Work order:
Out of the lines below, please list those that hold the string "Monitoring".

##### Exercise data

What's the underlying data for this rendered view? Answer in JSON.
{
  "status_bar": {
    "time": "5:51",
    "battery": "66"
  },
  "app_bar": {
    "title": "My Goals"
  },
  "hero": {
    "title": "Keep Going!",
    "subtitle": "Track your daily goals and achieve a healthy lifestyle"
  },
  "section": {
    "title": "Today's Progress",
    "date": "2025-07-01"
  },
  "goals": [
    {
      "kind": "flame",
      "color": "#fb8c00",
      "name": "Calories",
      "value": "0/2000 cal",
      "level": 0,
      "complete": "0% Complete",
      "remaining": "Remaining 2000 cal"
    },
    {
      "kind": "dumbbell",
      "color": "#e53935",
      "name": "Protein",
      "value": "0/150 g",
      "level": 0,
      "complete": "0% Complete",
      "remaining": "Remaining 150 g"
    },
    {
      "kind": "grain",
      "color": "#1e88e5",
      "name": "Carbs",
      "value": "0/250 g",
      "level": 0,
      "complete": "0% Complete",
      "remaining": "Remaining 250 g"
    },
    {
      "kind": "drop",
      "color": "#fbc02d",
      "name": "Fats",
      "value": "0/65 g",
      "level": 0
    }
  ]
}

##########
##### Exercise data

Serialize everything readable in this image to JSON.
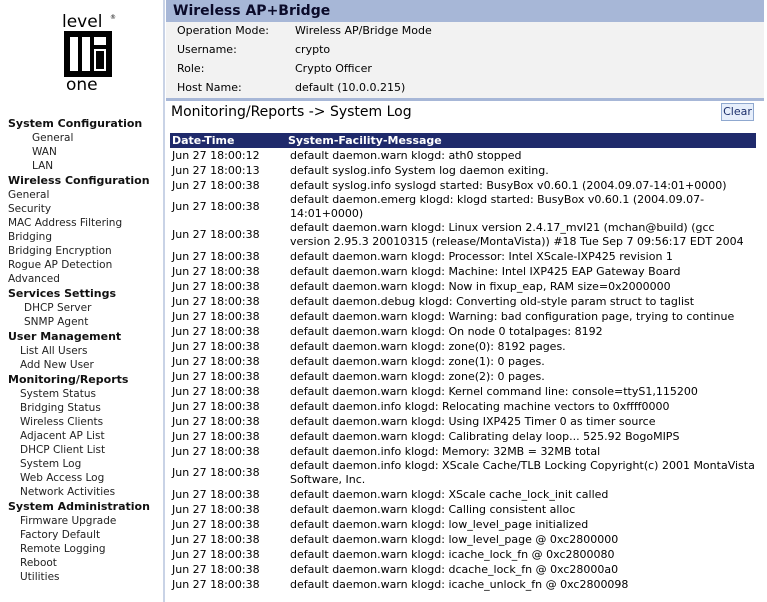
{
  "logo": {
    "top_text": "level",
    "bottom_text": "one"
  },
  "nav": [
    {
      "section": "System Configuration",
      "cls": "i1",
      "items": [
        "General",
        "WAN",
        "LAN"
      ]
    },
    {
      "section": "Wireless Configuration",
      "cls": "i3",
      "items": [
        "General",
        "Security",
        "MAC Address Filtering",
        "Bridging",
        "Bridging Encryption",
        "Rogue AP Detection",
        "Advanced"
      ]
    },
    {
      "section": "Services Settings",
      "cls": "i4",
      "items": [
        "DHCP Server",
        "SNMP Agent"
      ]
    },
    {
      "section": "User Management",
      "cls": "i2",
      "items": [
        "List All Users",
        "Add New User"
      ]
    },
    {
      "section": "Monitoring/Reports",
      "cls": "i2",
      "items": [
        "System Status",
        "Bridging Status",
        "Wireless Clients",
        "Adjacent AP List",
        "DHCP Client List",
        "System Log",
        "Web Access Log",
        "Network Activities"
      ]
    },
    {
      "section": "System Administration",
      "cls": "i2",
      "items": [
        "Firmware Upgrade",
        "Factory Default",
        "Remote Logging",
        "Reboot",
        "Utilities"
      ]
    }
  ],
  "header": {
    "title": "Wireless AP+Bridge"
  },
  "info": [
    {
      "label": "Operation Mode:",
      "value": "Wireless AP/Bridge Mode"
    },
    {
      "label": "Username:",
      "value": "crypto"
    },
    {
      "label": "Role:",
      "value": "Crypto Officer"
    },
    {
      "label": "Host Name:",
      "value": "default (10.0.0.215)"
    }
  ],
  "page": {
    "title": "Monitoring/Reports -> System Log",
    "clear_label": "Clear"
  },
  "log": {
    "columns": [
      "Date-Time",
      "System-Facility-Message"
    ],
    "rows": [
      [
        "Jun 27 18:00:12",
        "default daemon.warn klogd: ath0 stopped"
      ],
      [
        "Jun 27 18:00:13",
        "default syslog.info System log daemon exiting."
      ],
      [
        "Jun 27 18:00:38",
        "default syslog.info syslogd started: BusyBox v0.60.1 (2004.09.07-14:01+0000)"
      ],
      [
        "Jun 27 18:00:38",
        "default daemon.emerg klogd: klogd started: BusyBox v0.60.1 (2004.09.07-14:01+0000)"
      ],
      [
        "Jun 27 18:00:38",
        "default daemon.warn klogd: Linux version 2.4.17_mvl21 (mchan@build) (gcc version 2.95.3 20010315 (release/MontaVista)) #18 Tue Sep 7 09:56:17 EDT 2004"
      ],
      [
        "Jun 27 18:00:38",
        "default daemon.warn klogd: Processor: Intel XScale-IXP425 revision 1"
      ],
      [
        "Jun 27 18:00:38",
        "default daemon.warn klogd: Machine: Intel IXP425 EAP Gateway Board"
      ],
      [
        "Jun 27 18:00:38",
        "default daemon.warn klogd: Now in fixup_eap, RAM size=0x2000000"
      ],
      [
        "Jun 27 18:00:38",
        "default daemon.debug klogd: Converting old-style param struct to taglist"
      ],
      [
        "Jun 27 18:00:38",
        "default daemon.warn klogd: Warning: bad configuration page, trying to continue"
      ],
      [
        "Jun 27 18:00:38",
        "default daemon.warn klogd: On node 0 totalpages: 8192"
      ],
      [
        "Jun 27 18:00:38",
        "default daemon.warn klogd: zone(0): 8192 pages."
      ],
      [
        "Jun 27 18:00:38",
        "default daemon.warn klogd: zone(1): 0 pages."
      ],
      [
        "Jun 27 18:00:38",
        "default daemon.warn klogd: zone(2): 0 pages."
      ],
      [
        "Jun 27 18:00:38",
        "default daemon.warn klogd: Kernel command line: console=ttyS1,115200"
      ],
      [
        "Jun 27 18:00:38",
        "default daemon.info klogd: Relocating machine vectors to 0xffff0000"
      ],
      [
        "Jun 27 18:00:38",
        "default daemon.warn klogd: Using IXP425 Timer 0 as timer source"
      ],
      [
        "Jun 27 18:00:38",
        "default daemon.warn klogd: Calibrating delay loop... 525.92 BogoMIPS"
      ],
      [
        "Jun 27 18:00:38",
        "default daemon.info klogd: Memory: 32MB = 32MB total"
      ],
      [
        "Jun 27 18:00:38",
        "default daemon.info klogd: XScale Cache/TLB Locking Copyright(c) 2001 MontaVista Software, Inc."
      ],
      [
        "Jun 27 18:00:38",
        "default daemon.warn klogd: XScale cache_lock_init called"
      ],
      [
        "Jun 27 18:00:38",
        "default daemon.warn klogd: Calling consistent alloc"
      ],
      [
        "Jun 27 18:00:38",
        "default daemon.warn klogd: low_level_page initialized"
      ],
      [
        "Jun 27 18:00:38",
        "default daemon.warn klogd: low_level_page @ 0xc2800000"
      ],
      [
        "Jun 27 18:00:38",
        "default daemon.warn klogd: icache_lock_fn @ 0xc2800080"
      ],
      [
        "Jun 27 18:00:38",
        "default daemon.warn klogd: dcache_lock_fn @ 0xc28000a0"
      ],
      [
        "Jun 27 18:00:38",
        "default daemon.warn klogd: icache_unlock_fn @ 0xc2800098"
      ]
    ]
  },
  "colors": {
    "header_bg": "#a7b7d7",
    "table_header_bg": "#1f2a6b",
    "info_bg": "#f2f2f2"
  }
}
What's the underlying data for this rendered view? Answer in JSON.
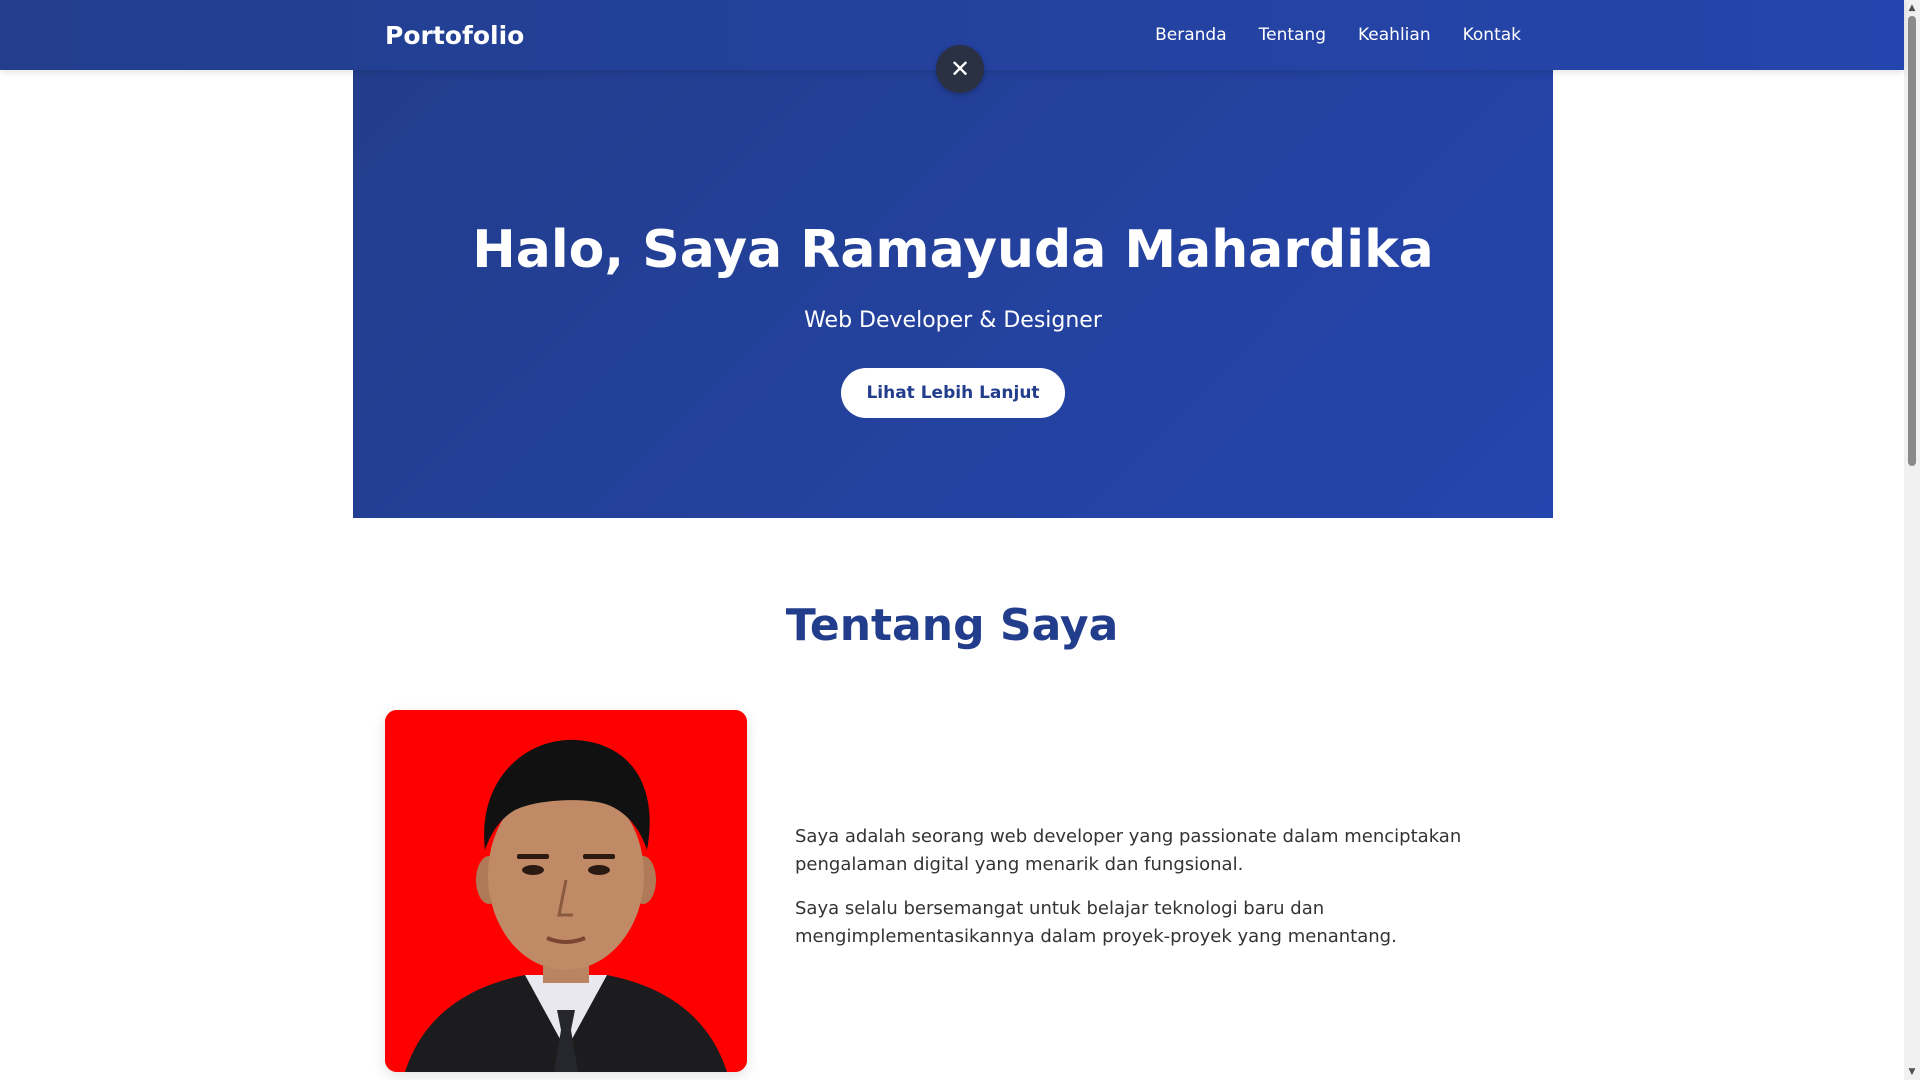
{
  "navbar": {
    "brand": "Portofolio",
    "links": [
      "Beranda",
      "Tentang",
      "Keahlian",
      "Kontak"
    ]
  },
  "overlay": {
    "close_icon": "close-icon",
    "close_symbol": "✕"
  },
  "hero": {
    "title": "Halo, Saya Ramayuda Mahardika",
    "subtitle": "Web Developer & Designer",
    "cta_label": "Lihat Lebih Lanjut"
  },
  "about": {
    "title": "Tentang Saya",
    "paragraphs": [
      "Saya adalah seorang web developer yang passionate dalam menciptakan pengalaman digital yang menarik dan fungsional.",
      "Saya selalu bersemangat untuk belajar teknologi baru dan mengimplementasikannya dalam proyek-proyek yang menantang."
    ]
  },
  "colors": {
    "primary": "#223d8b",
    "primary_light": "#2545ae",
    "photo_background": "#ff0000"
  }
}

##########

Output below:
      "section": "Monitoring/Reports",
    "title": "Monitoring/Reports -> System Log",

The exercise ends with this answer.